Did you receive a gift or item from outside the European Union (EU) this Christmas in the UK? Did you buy something from someone or a retailer in the USA, Australia, New Zealand or another non EU country with international delivery to the UK, and when it arrived you received a card (P4605) from the Royal Mail telling you you have a fee, or customs charge, to pay?
This is probably because the value of your item exceeded the VAT and/or Customs Duty thresholds and therefor there is some tax to pay to HMRC. Well, what if it is wrong, or you return the item, what can you do to claim back the charge, challenge it or not pay it in the first place?
The informatuion in the guide is likely to change on 1st January 2021 when the UK leaves the EU. We will update as and when we have the correct information.
What are Customs Duty and VAT Threshold in the UK for goods imported from non EU countries?
If you have bought something from overseas there is a chance that you may have to pay VAT or import duty on it when it arrives in the UK. The thresholds and charges are are:
|Gifts worth||Over £39|
|Other items||Over £15|
|Alcohol, tobacco, fragrances (perfume etc)||All|
|Import duty (customs)||Duty payable|
|All items up to £135||No charge|
|Gifts worth £135-£630||2.5% (some items are lower)|
|Gifts above £630 and all items above £135||The rate varies according to item|
Customs duty will only be charged if the duty payable is over £9. This includes the cost of the items and the cost of packaging and postage.
So if you bought or were sent some clothes that had a value of £50, you will have to pay some VAT, at the rate charged for your type of good, normally 20%, on the whole value of your goods including postage and packaging.

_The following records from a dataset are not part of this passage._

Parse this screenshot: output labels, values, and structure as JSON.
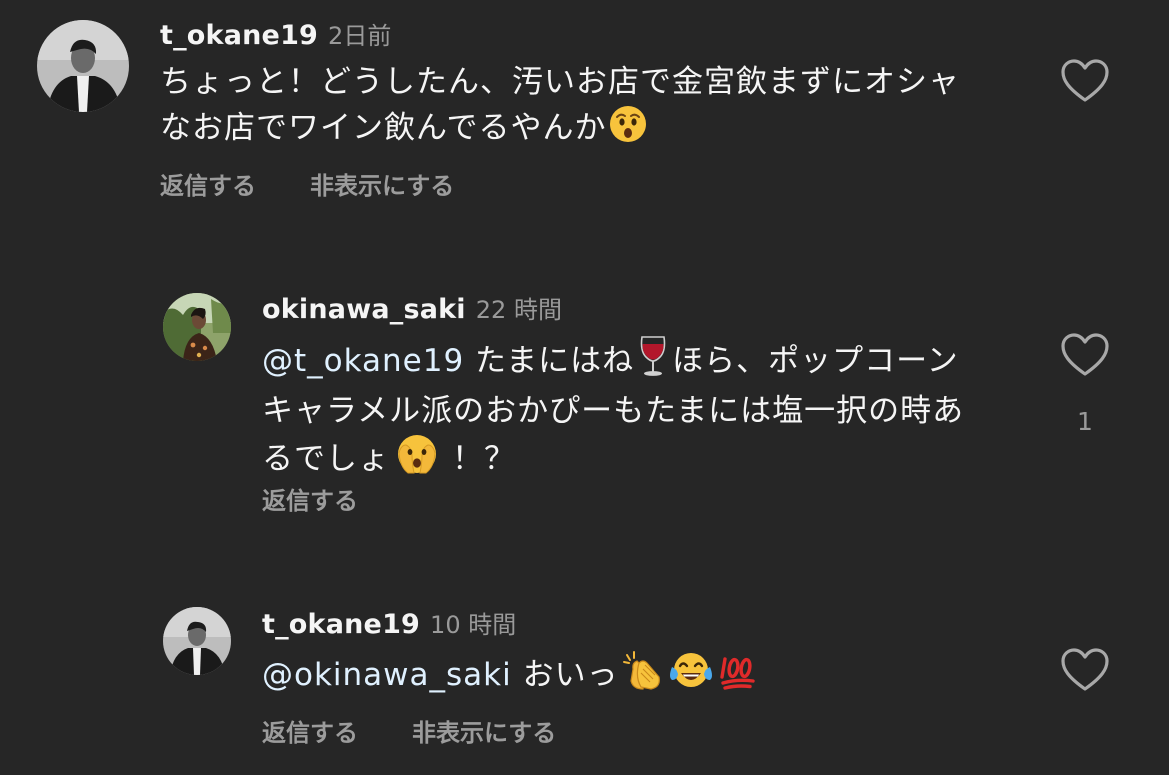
{
  "comments": [
    {
      "username": "t_okane19",
      "timestamp": "2日前",
      "line1": "ちょっと！どうしたん、汚いお店で金宮飲まずにオシャ",
      "line2": "なお店でワイン飲んでるやんか",
      "emoji": "hushed-face-icon",
      "reply_label": "返信する",
      "hide_label": "非表示にする",
      "like_count": ""
    },
    {
      "username": "okinawa_saki",
      "timestamp": "22 時間",
      "mention": "@t_okane19",
      "text_a": " たまにはね",
      "text_b": "ほら、ポップコーン",
      "line2": "キャラメル派のおかぴーもたまには塩一択の時あ",
      "line3": "るでしょ",
      "line3_tail": "！？",
      "reply_label": "返信する",
      "like_count": "1"
    },
    {
      "username": "t_okane19",
      "timestamp": "10 時間",
      "mention": "@okinawa_saki",
      "text": " おいっ",
      "reply_label": "返信する",
      "hide_label": "非表示にする",
      "like_count": ""
    }
  ],
  "colors": {
    "background": "#262626",
    "text": "#f5f5f5",
    "muted": "#9a9a9a",
    "mention": "#e0f1ff"
  }
}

If you buy a gift for some one with a value of £200 you will have to pay VAT and some customs duty, unless the duty comes to less than £9.
I think that the VAT or Customs Duty amount is Wrong!
If you think that customs or HMRC has overcharged you VAT or customs duty, there is something you can do. First of all you need to check what the amount of customs duty and VAT is applicable to the type of items you are having imported. This will tell you what you should pay. This is called the trade tariff, and you can find it here.
Then you need to print out and complete form BOR 286 - this is the form for packets and parcels that were received through the Royal Mail. Fill in your details and your explanation of why you believe you have been wrongly charged VAT or import duty. For Customs Duty/import VAT was wrongly calculated on an item you imported by post (Royal Mail or Parcelforce).
Send the form BOR286 to this address:
Coventry International Hub
Siskin Parkway West
If you items were delivered by another delivery or courier firm you will need to fill out form C285 or C285PI. For repayment or remission of import duties.
Send form C285 to this address:
The National Duty Repayment Centre
St. Johns Road
You will also need to enclose any relevant documentation including things like the customs labels, invoice or receipt. The information is on the form which you can read after downloading.
I have returned the shopping, can I claim back my Customs Duty & VAT?
Yes if you return the items, you can reclaim any fees or taxes you have paid on your imported shopping or gifts. You use the same forms as above BOR 286 or C285, depending upon who delivered the goods. Remember to keep every piece of documentation!
Can I just not pay the charge?
Yes, you are not obliged to pay the fee. But you can't get your item until you do. If you don't pay the item will be held for 3 weeks and after that, if you still haven't paid, it will be returned to the sender, and they will have to pay the postage. So if you bought it from a retailer they will probably charge you for that return cost.
If you want your item you will have to pay the taxes and customs charges.
Not in the UK? - we'll write up guides as to how to claim back import charges from other countries soon!
Changes to VAT collection 2021.
The UK government has proposed changes to take place on 1st January 2021 to the collection of VAT on international shopping.
This article was edited on 17/11/2020 to reflect the change in the UK threshold and to include details of the upcoming changes in collection of UK VAT on overseas purchases by sellers outside of the UK.